----- MATERIAL FOR THIS EXERCISE -----
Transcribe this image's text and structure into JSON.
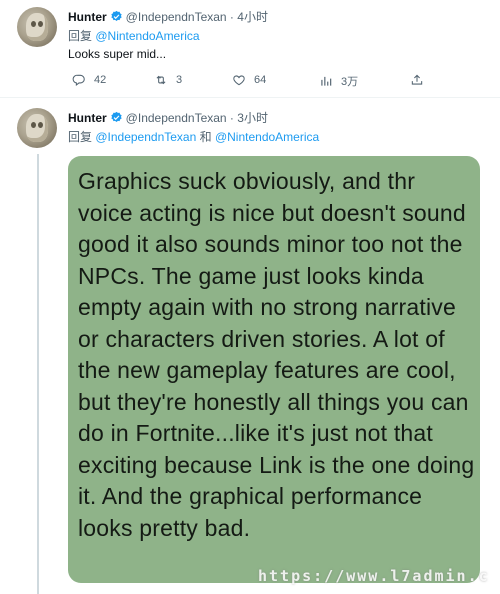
{
  "tweet1": {
    "name": "Hunter",
    "handle_time": "@IndependnTexan · 4小时",
    "reply_prefix": "回复 ",
    "reply_mention": "@NintendoAmerica",
    "text": "Looks super mid...",
    "actions": {
      "replies": "42",
      "retweets": "3",
      "likes": "64",
      "views": "3万"
    }
  },
  "tweet2": {
    "name": "Hunter",
    "handle_time": "@IndependnTexan · 3小时",
    "reply_prefix": "回复 ",
    "reply_mention_1": "@IndependnTexan",
    "reply_join": " 和 ",
    "reply_mention_2": "@NintendoAmerica",
    "image_text": "Graphics suck obviously, and thr voice acting is nice but doesn't sound good it also sounds minor too not the NPCs. The game just looks kinda empty again with no strong narrative or characters driven stories. A lot of the new gameplay features are cool, but they're honestly all things you can do in Fortnite...like it's just not that exciting because Link is the one doing it. And the graphical performance looks pretty bad."
  },
  "watermark": "https://www.l7admin.c",
  "colors": {
    "verified": "#1d9bf0",
    "mention": "#1d9bf0",
    "card_bg": "#8fb389",
    "muted": "#536471"
  },
  "icons": [
    "reply-icon",
    "retweet-icon",
    "like-icon",
    "views-icon",
    "share-icon",
    "verified-badge-icon"
  ]
}
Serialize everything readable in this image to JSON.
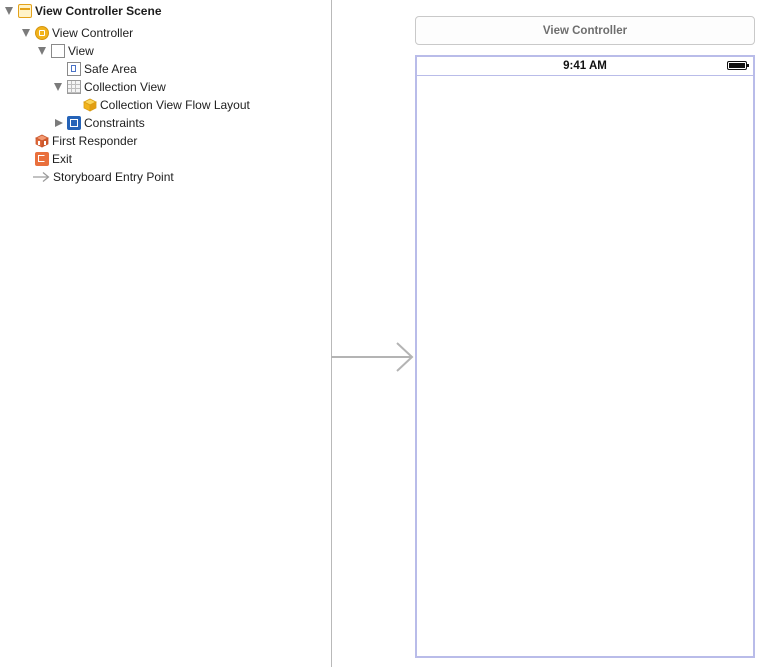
{
  "outline": {
    "scene": {
      "label": "View Controller Scene",
      "icon": "scene-icon"
    },
    "view_controller": {
      "label": "View Controller",
      "icon": "view-controller-icon"
    },
    "view": {
      "label": "View",
      "icon": "view-icon"
    },
    "safe_area": {
      "label": "Safe Area",
      "icon": "safe-area-icon"
    },
    "collection_view": {
      "label": "Collection View",
      "icon": "collection-view-icon"
    },
    "flow_layout": {
      "label": "Collection View Flow Layout",
      "icon": "cube-icon"
    },
    "constraints": {
      "label": "Constraints",
      "icon": "constraints-icon"
    },
    "first_responder": {
      "label": "First Responder",
      "icon": "first-responder-icon"
    },
    "exit": {
      "label": "Exit",
      "icon": "exit-icon"
    },
    "entry_point": {
      "label": "Storyboard Entry Point",
      "icon": "arrow-right-icon"
    }
  },
  "canvas": {
    "scene_title": "View Controller",
    "status_time": "9:41 AM",
    "battery_icon": "battery-icon"
  },
  "colors": {
    "scene_accent": "#e4a21a",
    "view_controller": "#f2b31b",
    "constraints": "#2563b8",
    "exit": "#e9703d",
    "first_responder": "#e16a3b",
    "device_border": "#b9bce9"
  }
}
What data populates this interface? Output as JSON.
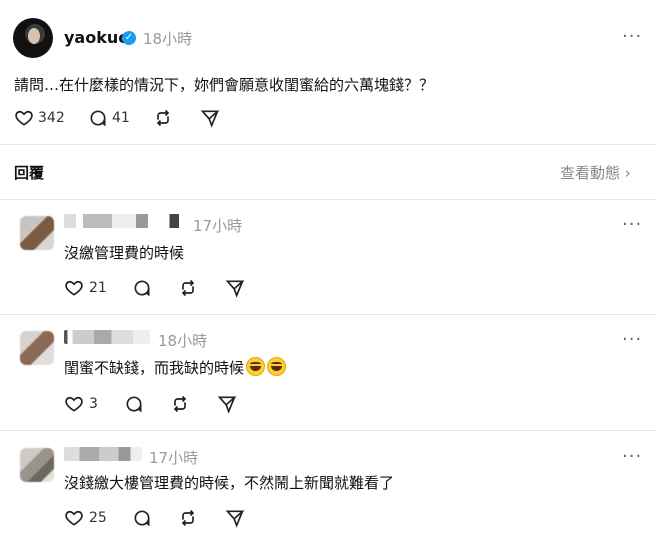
{
  "post": {
    "username": "yaokuo",
    "time": "18小時",
    "more": "···",
    "text": "請問…在什麼樣的情況下，妳們會願意收閨蜜給的六萬塊錢？？",
    "likes": "342",
    "comments": "41"
  },
  "replies_header": {
    "title": "回覆",
    "activity": "查看動態 ›"
  },
  "replies": [
    {
      "time": "17小時",
      "text": "沒繳管理費的時候",
      "likes": "21"
    },
    {
      "time": "18小時",
      "text": "閨蜜不缺錢，而我缺的時候",
      "likes": "3"
    },
    {
      "time": "17小時",
      "text": "沒錢繳大樓管理費的時候，不然鬧上新聞就難看了",
      "likes": "25"
    }
  ],
  "colors": {
    "verified": "#1d9bf0",
    "muted": "#999999",
    "divider": "#e6e6e6"
  }
}
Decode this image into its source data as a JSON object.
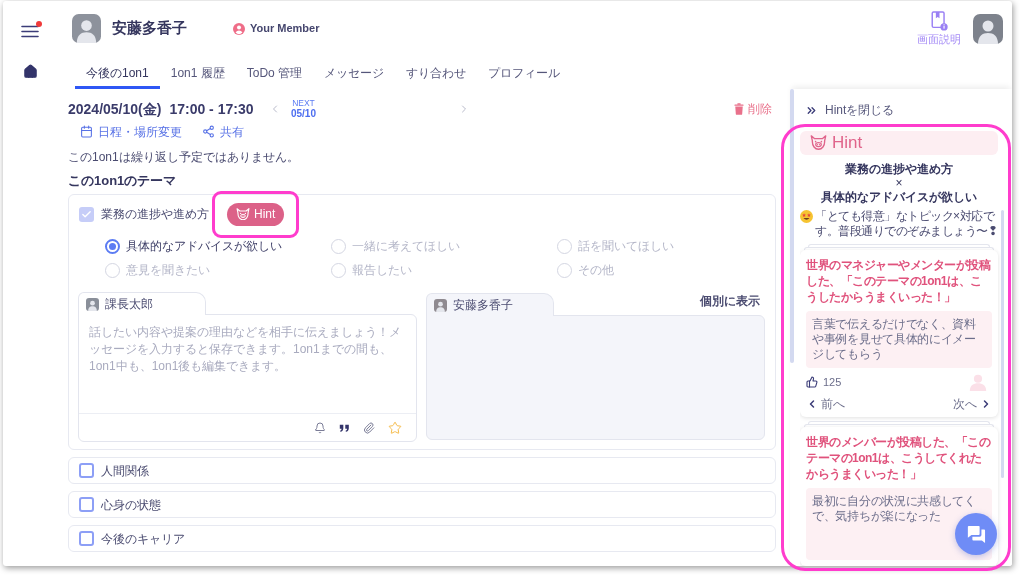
{
  "nav": {
    "menu_notification": true
  },
  "header": {
    "user_name": "安藤多香子",
    "role": "Your Member",
    "help_label": "画面説明"
  },
  "tabs": [
    {
      "label": "今後の1on1",
      "selected": true
    },
    {
      "label": "1on1 履歴",
      "selected": false
    },
    {
      "label": "ToDo 管理",
      "selected": false
    },
    {
      "label": "メッセージ",
      "selected": false
    },
    {
      "label": "すり合わせ",
      "selected": false
    },
    {
      "label": "プロフィール",
      "selected": false
    }
  ],
  "meeting": {
    "date": "2024/05/10(金)",
    "time": "17:00 - 17:30",
    "pager": {
      "caption": "NEXT",
      "date": "05/10"
    },
    "delete_label": "削除",
    "actions": [
      {
        "kind": "reschedule",
        "label": "日程・場所変更"
      },
      {
        "kind": "share",
        "label": "共有"
      }
    ],
    "recurrence_note": "この1on1は繰り返し予定ではありません。"
  },
  "themes": {
    "heading": "この1on1のテーマ",
    "items": [
      {
        "label": "業務の進捗や進め方",
        "checked": true,
        "expanded": true,
        "hint_label": "Hint",
        "options": [
          {
            "label": "具体的なアドバイスが欲しい",
            "selected": true
          },
          {
            "label": "一緒に考えてほしい",
            "selected": false
          },
          {
            "label": "話を聞いてほしい",
            "selected": false
          },
          {
            "label": "意見を聞きたい",
            "selected": false
          },
          {
            "label": "報告したい",
            "selected": false
          },
          {
            "label": "その他",
            "selected": false
          }
        ],
        "comments": [
          {
            "kind": "editor",
            "author": "課長太郎",
            "placeholder": "話したい内容や提案の理由などを相手に伝えましょう！メッセージを入力すると保存できます。1on1までの間も、1on1中も、1on1後も編集できます。"
          },
          {
            "kind": "readonly",
            "author": "安藤多香子",
            "toggle_label": "個別に表示"
          }
        ]
      },
      {
        "label": "人間関係",
        "checked": false,
        "expanded": false
      },
      {
        "label": "心身の状態",
        "checked": false,
        "expanded": false
      },
      {
        "label": "今後のキャリア",
        "checked": false,
        "expanded": false
      }
    ]
  },
  "hint_panel": {
    "close_label": "Hintを閉じる",
    "title": "Hint",
    "topic": "業務の進捗や進め方",
    "joiner": "×",
    "request": "具体的なアドバイスが欲しい",
    "message": "「とても得意」なトピック×対応です。普段通りでのぞみましょう〜❢",
    "cards": [
      {
        "title": "世界のマネジャーやメンターが投稿した、「このテーマの1on1は、こうしたからうまくいった！」",
        "body_lines": [
          "言葉で伝えるだけでなく、資料や事例を見せて具体的にイメージしてもらう"
        ],
        "likes": "125",
        "prev_label": "前へ",
        "next_label": "次へ"
      },
      {
        "title": "世界のメンバーが投稿した、「このテーマの1on1は、こうしてくれたからうまくいった！」",
        "body_lines": [
          "最初に自分の状況に共感してく",
          "で、気持ちが楽になった"
        ]
      }
    ]
  },
  "highlights": {
    "hint_button": true,
    "hint_panel": true
  }
}
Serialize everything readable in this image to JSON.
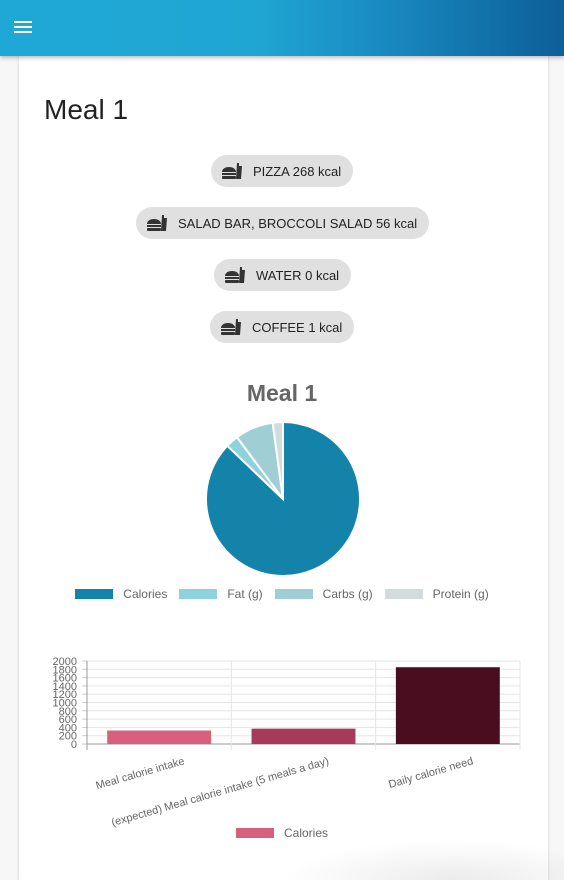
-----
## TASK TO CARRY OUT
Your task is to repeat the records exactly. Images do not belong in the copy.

## RESPONSE AREA
Transcribe this image's text and structure into JSON.
{
  "tweet1": {
    "name": "Hunter",
    "handle_time": "@IndependnTexan · 4小时",
    "reply_prefix": "回复 ",
    "reply_mention": "@NintendoAmerica",
    "text": "Looks super mid...",
    "actions": {
      "replies": "42",
      "retweets": "3",
      "likes": "64",
      "views": "3万"
    }
  },
  "tweet2": {
    "name": "Hunter",
    "handle_time": "@IndependnTexan · 3小时",
    "reply_prefix": "回复 ",
    "reply_mention_1": "@IndependnTexan",
    "reply_join": " 和 ",
    "reply_mention_2": "@NintendoAmerica",
    "image_text": "Graphics suck obviously, and thr voice acting is nice but doesn't sound good it also sounds minor too not the NPCs. The game just looks kinda empty again with no strong narrative or characters driven stories. A lot of the new gameplay features are cool, but they're honestly all things you can do in Fortnite...like it's just not that exciting because Link is the one doing it. And the graphical performance looks pretty bad."
  },
  "watermark": "https://www.l7admin.c",
  "colors": {
    "verified": "#1d9bf0",
    "mention": "#1d9bf0",
    "card_bg": "#8fb389",
    "muted": "#536471"
  },
  "icons": [
    "reply-icon",
    "retweet-icon",
    "like-icon",
    "views-icon",
    "share-icon",
    "verified-badge-icon"
  ]
}
Serialize everything readable in this image to JSON.
{
  "outline": {
    "scene": {
      "label": "View Controller Scene",
      "icon": "scene-icon"
    },
    "view_controller": {
      "label": "View Controller",
      "icon": "view-controller-icon"
    },
    "view": {
      "label": "View",
      "icon": "view-icon"
    },
    "safe_area": {
      "label": "Safe Area",
      "icon": "safe-area-icon"
    },
    "collection_view": {
      "label": "Collection View",
      "icon": "collection-view-icon"
    },
    "flow_layout": {
      "label": "Collection View Flow Layout",
      "icon": "cube-icon"
    },
    "constraints": {
      "label": "Constraints",
      "icon": "constraints-icon"
    },
    "first_responder": {
      "label": "First Responder",
      "icon": "first-responder-icon"
    },
    "exit": {
      "label": "Exit",
      "icon": "exit-icon"
    },
    "entry_point": {
      "label": "Storyboard Entry Point",
      "icon": "arrow-right-icon"
    }
  },
  "canvas": {
    "scene_title": "View Controller",
    "status_time": "9:41 AM",
    "battery_icon": "battery-icon"
  },
  "colors": {
    "scene_accent": "#e4a21a",
    "view_controller": "#f2b31b",
    "constraints": "#2563b8",
    "exit": "#e9703d",
    "first_responder": "#e16a3b",
    "device_border": "#b9bce9"
  }
}
What data populates this interface? Output as JSON.
{
  "post": {
    "username": "yaokuo",
    "time": "18小時",
    "more": "···",
    "text": "請問…在什麼樣的情況下，妳們會願意收閨蜜給的六萬塊錢？？",
    "likes": "342",
    "comments": "41"
  },
  "replies_header": {
    "title": "回覆",
    "activity": "查看動態 ›"
  },
  "replies": [
    {
      "time": "17小時",
      "text": "沒繳管理費的時候",
      "likes": "21"
    },
    {
      "time": "18小時",
      "text": "閨蜜不缺錢，而我缺的時候",
      "likes": "3"
    },
    {
      "time": "17小時",
      "text": "沒錢繳大樓管理費的時候，不然鬧上新聞就難看了",
      "likes": "25"
    }
  ],
  "colors": {
    "verified": "#1d9bf0",
    "muted": "#999999",
    "divider": "#e6e6e6"
  }
}
Decode this image into its source data as a JSON object.
{
  "nav": {
    "menu_notification": true
  },
  "header": {
    "user_name": "安藤多香子",
    "role": "Your Member",
    "help_label": "画面説明"
  },
  "tabs": [
    {
      "label": "今後の1on1",
      "selected": true
    },
    {
      "label": "1on1 履歴",
      "selected": false
    },
    {
      "label": "ToDo 管理",
      "selected": false
    },
    {
      "label": "メッセージ",
      "selected": false
    },
    {
      "label": "すり合わせ",
      "selected": false
    },
    {
      "label": "プロフィール",
      "selected": false
    }
  ],
  "meeting": {
    "date": "2024/05/10(金)",
    "time": "17:00 - 17:30",
    "pager": {
      "caption": "NEXT",
      "date": "05/10"
    },
    "delete_label": "削除",
    "actions": [
      {
        "kind": "reschedule",
        "label": "日程・場所変更"
      },
      {
        "kind": "share",
        "label": "共有"
      }
    ],
    "recurrence_note": "この1on1は繰り返し予定ではありません。"
  },
  "themes": {
    "heading": "この1on1のテーマ",
    "items": [
      {
        "label": "業務の進捗や進め方",
        "checked": true,
        "expanded": true,
        "hint_label": "Hint",
        "options": [
          {
            "label": "具体的なアドバイスが欲しい",
            "selected": true
          },
          {
            "label": "一緒に考えてほしい",
            "selected": false
          },
          {
            "label": "話を聞いてほしい",
            "selected": false
          },
          {
            "label": "意見を聞きたい",
            "selected": false
          },
          {
            "label": "報告したい",
            "selected": false
          },
          {
            "label": "その他",
            "selected": false
          }
        ],
        "comments": [
          {
            "kind": "editor",
            "author": "課長太郎",
            "placeholder": "話したい内容や提案の理由などを相手に伝えましょう！メッセージを入力すると保存できます。1on1までの間も、1on1中も、1on1後も編集できます。"
          },
          {
            "kind": "readonly",
            "author": "安藤多香子",
            "toggle_label": "個別に表示"
          }
        ]
      },
      {
        "label": "人間関係",
        "checked": false,
        "expanded": false
      },
      {
        "label": "心身の状態",
        "checked": false,
        "expanded": false
      },
      {
        "label": "今後のキャリア",
        "checked": false,
        "expanded": false
      }
    ]
  },
  "hint_panel": {
    "close_label": "Hintを閉じる",
    "title": "Hint",
    "topic": "業務の進捗や進め方",
    "joiner": "×",
    "request": "具体的なアドバイスが欲しい",
    "message": "「とても得意」なトピック×対応です。普段通りでのぞみましょう〜❢",
    "cards": [
      {
        "title": "世界のマネジャーやメンターが投稿した、「このテーマの1on1は、こうしたからうまくいった！」",
        "body_lines": [
          "言葉で伝えるだけでなく、資料や事例を見せて具体的にイメージしてもらう"
        ],
        "likes": "125",
        "prev_label": "前へ",
        "next_label": "次へ"
      },
      {
        "title": "世界のメンバーが投稿した、「このテーマの1on1は、こうしてくれたからうまくいった！」",
        "body_lines": [
          "最初に自分の状況に共感してく",
          "で、気持ちが楽になった"
        ]
      }
    ]
  },
  "highlights": {
    "hint_button": true,
    "hint_panel": true
  }
}
Serialize everything readable in this image to JSON.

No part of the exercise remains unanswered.